#### Problem:
What's needed: every entry, printed exactly, minus the images.

#### Information provided:
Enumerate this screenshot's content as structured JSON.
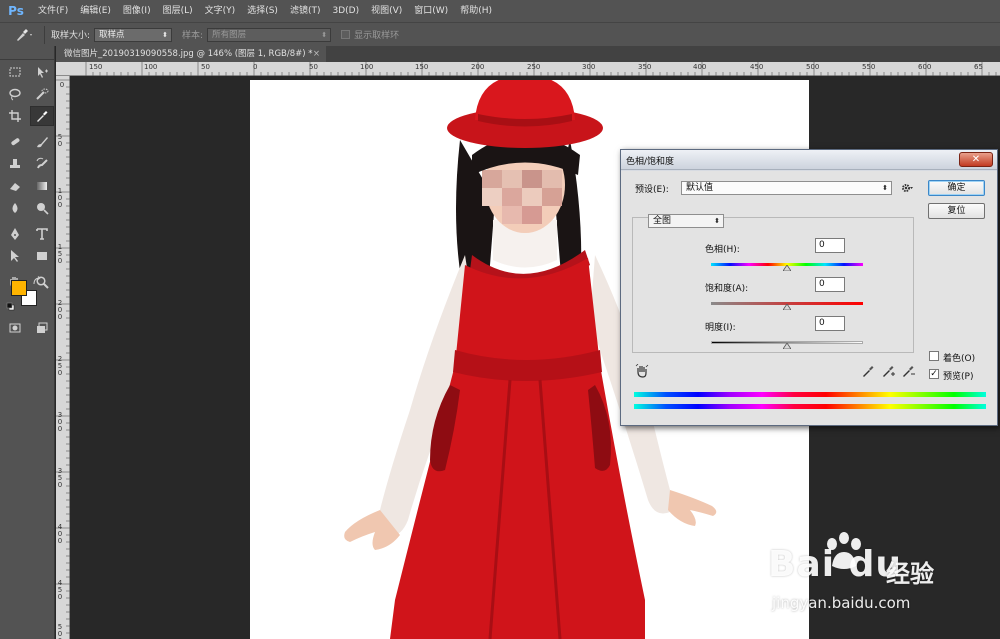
{
  "app": {
    "logo": "Ps",
    "menu": [
      "文件(F)",
      "编辑(E)",
      "图像(I)",
      "图层(L)",
      "文字(Y)",
      "选择(S)",
      "滤镜(T)",
      "3D(D)",
      "视图(V)",
      "窗口(W)",
      "帮助(H)"
    ]
  },
  "options": {
    "tool_icon": "eyedropper-icon",
    "sample_size_label": "取样大小:",
    "sample_size_value": "取样点",
    "sample_label": "样本:",
    "sample_value": "所有图层",
    "show_ring_label": "显示取样环"
  },
  "document": {
    "tab_title": "微信图片_20190319090558.jpg @ 146% (图层 1, RGB/8#) *",
    "close_glyph": "×",
    "ruler_top": [
      "150",
      "100",
      "50",
      "0",
      "50",
      "100",
      "150",
      "200",
      "250",
      "300",
      "350",
      "400",
      "450",
      "500",
      "550",
      "600",
      "65"
    ],
    "ruler_left": [
      "0",
      "5 0",
      "1 0 0",
      "1 5 0",
      "2 0 0",
      "2 5 0",
      "3 0 0",
      "3 5 0",
      "4 0 0",
      "4 5 0",
      "5 0 0"
    ]
  },
  "colors": {
    "foreground": "#ffb400",
    "background": "#ffffff",
    "dress_red": "#d0141a",
    "hat_red": "#d3161c"
  },
  "dialog": {
    "title": "色相/饱和度",
    "close_glyph": "✕",
    "preset_label": "预设(E):",
    "preset_value": "默认值",
    "channel_value": "全图",
    "hue_label": "色相(H):",
    "hue_value": "0",
    "saturation_label": "饱和度(A):",
    "saturation_value": "0",
    "lightness_label": "明度(I):",
    "lightness_value": "0",
    "ok_label": "确定",
    "reset_label": "复位",
    "colorize_label": "着色(O)",
    "colorize_checked": false,
    "preview_label": "预览(P)",
    "preview_checked": true,
    "preview_check_glyph": "✓"
  },
  "watermark": {
    "logo": "Bai du",
    "text": "经验",
    "url": "jingyan.baidu.com"
  }
}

#### Response to this exercise:
Enumerate this screenshot's content as structured JSON.
{
  "app": {
    "logo": "Ps",
    "menu": [
      "文件(F)",
      "编辑(E)",
      "图像(I)",
      "图层(L)",
      "文字(Y)",
      "选择(S)",
      "滤镜(T)",
      "3D(D)",
      "视图(V)",
      "窗口(W)",
      "帮助(H)"
    ]
  },
  "options": {
    "tool_icon": "eyedropper-icon",
    "sample_size_label": "取样大小:",
    "sample_size_value": "取样点",
    "sample_label": "样本:",
    "sample_value": "所有图层",
    "show_ring_label": "显示取样环"
  },
  "document": {
    "tab_title": "微信图片_20190319090558.jpg @ 146% (图层 1, RGB/8#) *",
    "close_glyph": "×",
    "ruler_top": [
      "150",
      "100",
      "50",
      "0",
      "50",
      "100",
      "150",
      "200",
      "250",
      "300",
      "350",
      "400",
      "450",
      "500",
      "550",
      "600",
      "65"
    ],
    "ruler_left": [
      "0",
      "5 0",
      "1 0 0",
      "1 5 0",
      "2 0 0",
      "2 5 0",
      "3 0 0",
      "3 5 0",
      "4 0 0",
      "4 5 0",
      "5 0 0"
    ]
  },
  "colors": {
    "foreground": "#ffb400",
    "background": "#ffffff",
    "dress_red": "#d0141a",
    "hat_red": "#d3161c"
  },
  "dialog": {
    "title": "色相/饱和度",
    "close_glyph": "✕",
    "preset_label": "预设(E):",
    "preset_value": "默认值",
    "channel_value": "全图",
    "hue_label": "色相(H):",
    "hue_value": "0",
    "saturation_label": "饱和度(A):",
    "saturation_value": "0",
    "lightness_label": "明度(I):",
    "lightness_value": "0",
    "ok_label": "确定",
    "reset_label": "复位",
    "colorize_label": "着色(O)",
    "colorize_checked": false,
    "preview_label": "预览(P)",
    "preview_checked": true,
    "preview_check_glyph": "✓"
  },
  "watermark": {
    "logo": "Bai du",
    "text": "经验",
    "url": "jingyan.baidu.com"
  }
}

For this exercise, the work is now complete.